As Nina Schuyler explains below, the protagonist of her new novel, The Translator, thinks she understands the Japanese novel she’s rendering into English, but she may be looking at it from a skewed perspective. What happens when the rest of her life is thrown into disarray by a brain trauma that takes away her ability to speak English—but leaves her fluent in Japanese? That would be telling, of course… but I can share Schuyler’s insights into what drew her, as a novelist, to this captivating premise.
In 2005, The New Yorker published an article by David Remnick, “The Translation Wars,” about a married couple that was busy re-translating all the great Russian novels into English: Richard Pevear, an English speaker, and his wife, Larissa Volokhonsky, a Russian émigrée. Finally, what Nabokov called a “complete disaster” and “the dry shit” of Constance Garnett, who had first translated Russian literature into English, could be set aside.
What caught my eye wasn’t the word “Translation” in the title of the article, but the words “Tolstoy” and “Dostoyevsky” in the subtitle. As a girl, I fell in love with Dostoyevsky, Tolstoy, Chekhov, and Pasternak. I remember one summer when I was twelve, I carried Doctor Zhivago every day to the pool. Back then, I didn’t even consider that the stories were first written in Russian—what Thomas Mann called “the muddy, barbaric, boneless tongue from the East.” What I thought about was snow, sleigh rides, passion, betrayal, revolution, peasants, czars, love.
Constance Garnett was, in fact, English. In 1891, when she had a difficult pregnancy, she taught herself Russian. Soon she began translating. According to Remnick, when she came across a word or phrase she didn’t know, she merrily skipped it and moved on. She was not skilled enough to carry forth certain verbal motifs and complicated sentences.

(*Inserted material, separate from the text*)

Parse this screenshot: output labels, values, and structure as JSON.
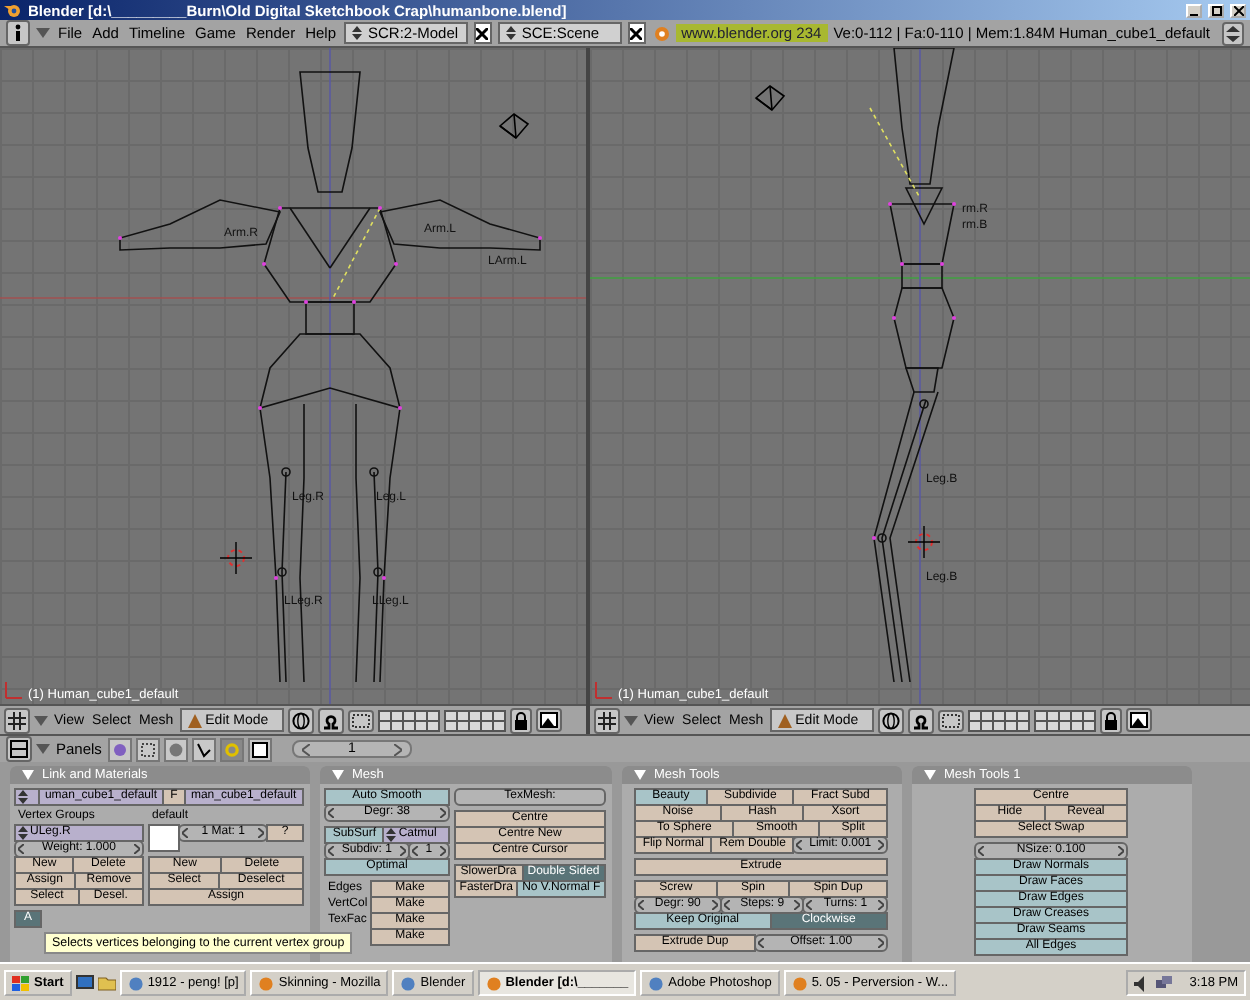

I went to my bookshelf. My Russian literature—all Garnett’s translations! Watered down, corrupted translation, soaked in a heavy dose of English custom and sensibility. As all writers learn, conflict makes for story. The New Yorker article presented itself to me as a seed for a story: What if a translator thinks she did a superior job, as Garnett most likely did, but, in fact, mangled the job?
11 November 2013 | guest authors |
photo: Randy Whittington
I’ve known Susan Reinhardt for a few years now, since we met at one of Kathy Patrick’s Pulpwood Queens Girlfriend Weekend literary festivals out in Jefferson, Texas. She recently sent me a copy of her new novel, Chimes from a Cracked Southern Belle, and told me a bit about how, after facing a round of “we’d love to but…” rejections from New York publishers, she found a publishing company in her hometown of Asheville, North Carolina, willing to simply say “we’d love to.”
Telling that story below, she compares Chimes to the novels of Billie Letts, and as I was reading it, I was also reminded of another really wonderful contemporary southern writer, Michael Lee West. I’m really excited to see Susan taking charge of her literary destiny like this; she’s got a fun, sassy voice that could never have been stilled for very long.
I always knew I wanted to write a novel, but life and kids and the day job as a columnist and reporter just seemed to get in the way. One day I told myself, if I write a page a day, I’ll have a novel in a year. Let’s just say that novel was so-so and is in a box somewhere in my basement, probably festering with dead bug carcasses.
Over the next few years, I took this craft more seriously and studied the best writers, enrolled in fiction classes and read many books on how to write the Great American novel. I had a decent draft of Chimes from a Cracked Southern Belle, then under a different title, and submitted it to New York’s top agents. After a bunch of rejections, three wanted to represent me, and I went with the one I felt best matched.
He tried to sell the novel. We got rejections that glowed like a supermoon. Even though I felt discouraged, a common angst among writers, I didn’t throw the dream in the dustbin. I told my agent I could write a collection of funny essays, and sent him about a dozen. Boom! He sold my non-fiction book to Kensington and landed a book deal for Not Tonight Honey Wait Til I’m a Size 6, which became a bestseller. I did two more books for Kensington, and then tried my hand once again at revamping the novel and re-submitting the work.
By then, I had a new agent, another stellar person believing in my book and even saying, “This could possibly go to auction.” Is that not the magic sentence every writer longs to hear?
19 August 2013 | guest authors |